(Task to complete)
Every record below must come back exactly as written, with the images dropped.

═══ Provided data

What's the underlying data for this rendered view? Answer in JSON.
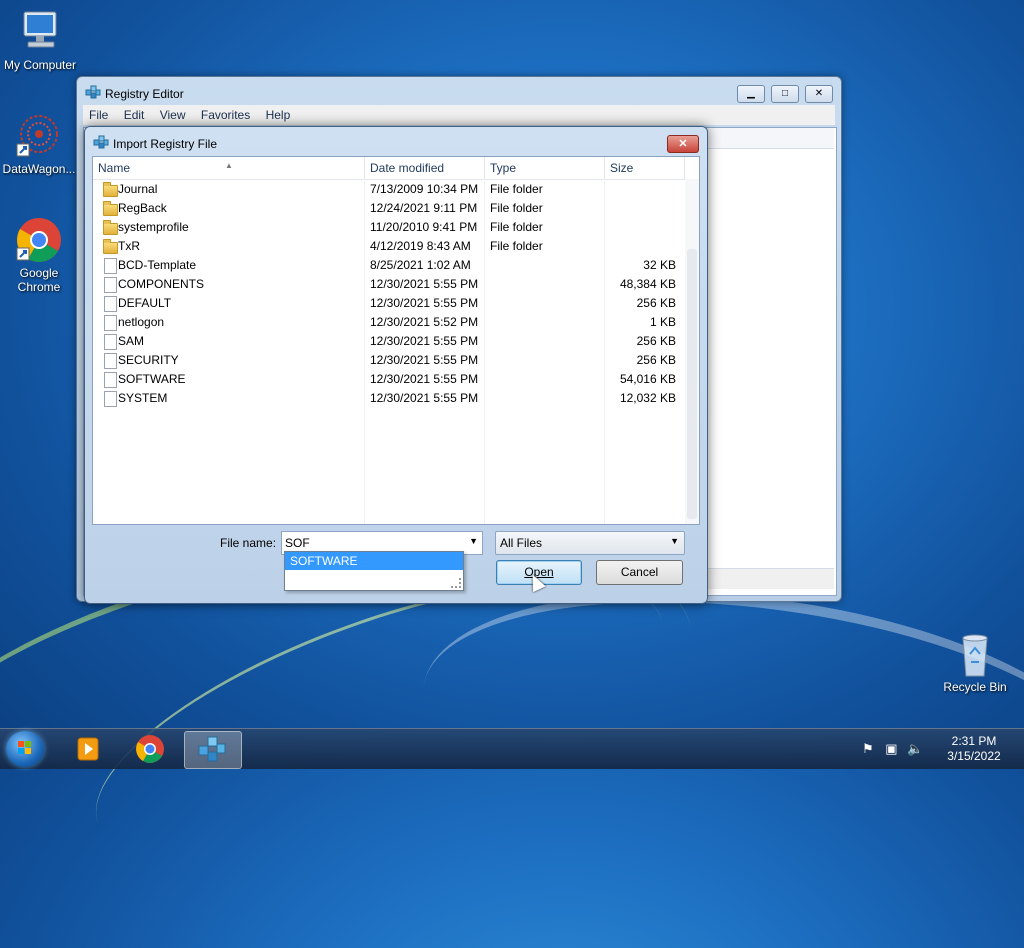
{
  "desktop": {
    "icons": [
      {
        "label": "My Computer"
      },
      {
        "label": "DataWagon..."
      },
      {
        "label": "Google Chrome"
      },
      {
        "label": "Recycle Bin"
      }
    ]
  },
  "registry_editor": {
    "title": "Registry Editor",
    "menu": [
      "File",
      "Edit",
      "View",
      "Favorites",
      "Help"
    ]
  },
  "dialog": {
    "title": "Import Registry File",
    "columns": {
      "name": "Name",
      "date": "Date modified",
      "type": "Type",
      "size": "Size"
    },
    "files": [
      {
        "name": "Journal",
        "date": "7/13/2009 10:34 PM",
        "type": "File folder",
        "size": "",
        "icon": "folder-icon"
      },
      {
        "name": "RegBack",
        "date": "12/24/2021 9:11 PM",
        "type": "File folder",
        "size": "",
        "icon": "folder-icon"
      },
      {
        "name": "systemprofile",
        "date": "11/20/2010 9:41 PM",
        "type": "File folder",
        "size": "",
        "icon": "folder-icon"
      },
      {
        "name": "TxR",
        "date": "4/12/2019 8:43 AM",
        "type": "File folder",
        "size": "",
        "icon": "folder-icon"
      },
      {
        "name": "BCD-Template",
        "date": "8/25/2021 1:02 AM",
        "type": "",
        "size": "32 KB",
        "icon": "file-icon"
      },
      {
        "name": "COMPONENTS",
        "date": "12/30/2021 5:55 PM",
        "type": "",
        "size": "48,384 KB",
        "icon": "file-icon"
      },
      {
        "name": "DEFAULT",
        "date": "12/30/2021 5:55 PM",
        "type": "",
        "size": "256 KB",
        "icon": "file-icon"
      },
      {
        "name": "netlogon",
        "date": "12/30/2021 5:52 PM",
        "type": "",
        "size": "1 KB",
        "icon": "file-icon"
      },
      {
        "name": "SAM",
        "date": "12/30/2021 5:55 PM",
        "type": "",
        "size": "256 KB",
        "icon": "file-icon"
      },
      {
        "name": "SECURITY",
        "date": "12/30/2021 5:55 PM",
        "type": "",
        "size": "256 KB",
        "icon": "file-icon"
      },
      {
        "name": "SOFTWARE",
        "date": "12/30/2021 5:55 PM",
        "type": "",
        "size": "54,016 KB",
        "icon": "file-icon"
      },
      {
        "name": "SYSTEM",
        "date": "12/30/2021 5:55 PM",
        "type": "",
        "size": "12,032 KB",
        "icon": "file-icon"
      }
    ],
    "file_name_label": "File name:",
    "file_name_value": "SOF",
    "autocomplete_suggestion": "SOFTWARE",
    "file_type_value": "All Files",
    "open_label": "Open",
    "cancel_label": "Cancel"
  },
  "taskbar": {
    "time": "2:31 PM",
    "date": "3/15/2022"
  }
}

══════

(Expected output)
What's the underlying data for this rendered view? Answer in JSON.
{
  "desktop": {
    "icons": [
      {
        "label": "My Computer"
      },
      {
        "label": "DataWagon..."
      },
      {
        "label": "Google Chrome"
      },
      {
        "label": "Recycle Bin"
      }
    ]
  },
  "registry_editor": {
    "title": "Registry Editor",
    "menu": [
      "File",
      "Edit",
      "View",
      "Favorites",
      "Help"
    ]
  },
  "dialog": {
    "title": "Import Registry File",
    "columns": {
      "name": "Name",
      "date": "Date modified",
      "type": "Type",
      "size": "Size"
    },
    "files": [
      {
        "name": "Journal",
        "date": "7/13/2009 10:34 PM",
        "type": "File folder",
        "size": "",
        "icon": "folder-icon"
      },
      {
        "name": "RegBack",
        "date": "12/24/2021 9:11 PM",
        "type": "File folder",
        "size": "",
        "icon": "folder-icon"
      },
      {
        "name": "systemprofile",
        "date": "11/20/2010 9:41 PM",
        "type": "File folder",
        "size": "",
        "icon": "folder-icon"
      },
      {
        "name": "TxR",
        "date": "4/12/2019 8:43 AM",
        "type": "File folder",
        "size": "",
        "icon": "folder-icon"
      },
      {
        "name": "BCD-Template",
        "date": "8/25/2021 1:02 AM",
        "type": "",
        "size": "32 KB",
        "icon": "file-icon"
      },
      {
        "name": "COMPONENTS",
        "date": "12/30/2021 5:55 PM",
        "type": "",
        "size": "48,384 KB",
        "icon": "file-icon"
      },
      {
        "name": "DEFAULT",
        "date": "12/30/2021 5:55 PM",
        "type": "",
        "size": "256 KB",
        "icon": "file-icon"
      },
      {
        "name": "netlogon",
        "date": "12/30/2021 5:52 PM",
        "type": "",
        "size": "1 KB",
        "icon": "file-icon"
      },
      {
        "name": "SAM",
        "date": "12/30/2021 5:55 PM",
        "type": "",
        "size": "256 KB",
        "icon": "file-icon"
      },
      {
        "name": "SECURITY",
        "date": "12/30/2021 5:55 PM",
        "type": "",
        "size": "256 KB",
        "icon": "file-icon"
      },
      {
        "name": "SOFTWARE",
        "date": "12/30/2021 5:55 PM",
        "type": "",
        "size": "54,016 KB",
        "icon": "file-icon"
      },
      {
        "name": "SYSTEM",
        "date": "12/30/2021 5:55 PM",
        "type": "",
        "size": "12,032 KB",
        "icon": "file-icon"
      }
    ],
    "file_name_label": "File name:",
    "file_name_value": "SOF",
    "autocomplete_suggestion": "SOFTWARE",
    "file_type_value": "All Files",
    "open_label": "Open",
    "cancel_label": "Cancel"
  },
  "taskbar": {
    "time": "2:31 PM",
    "date": "3/15/2022"
  }
}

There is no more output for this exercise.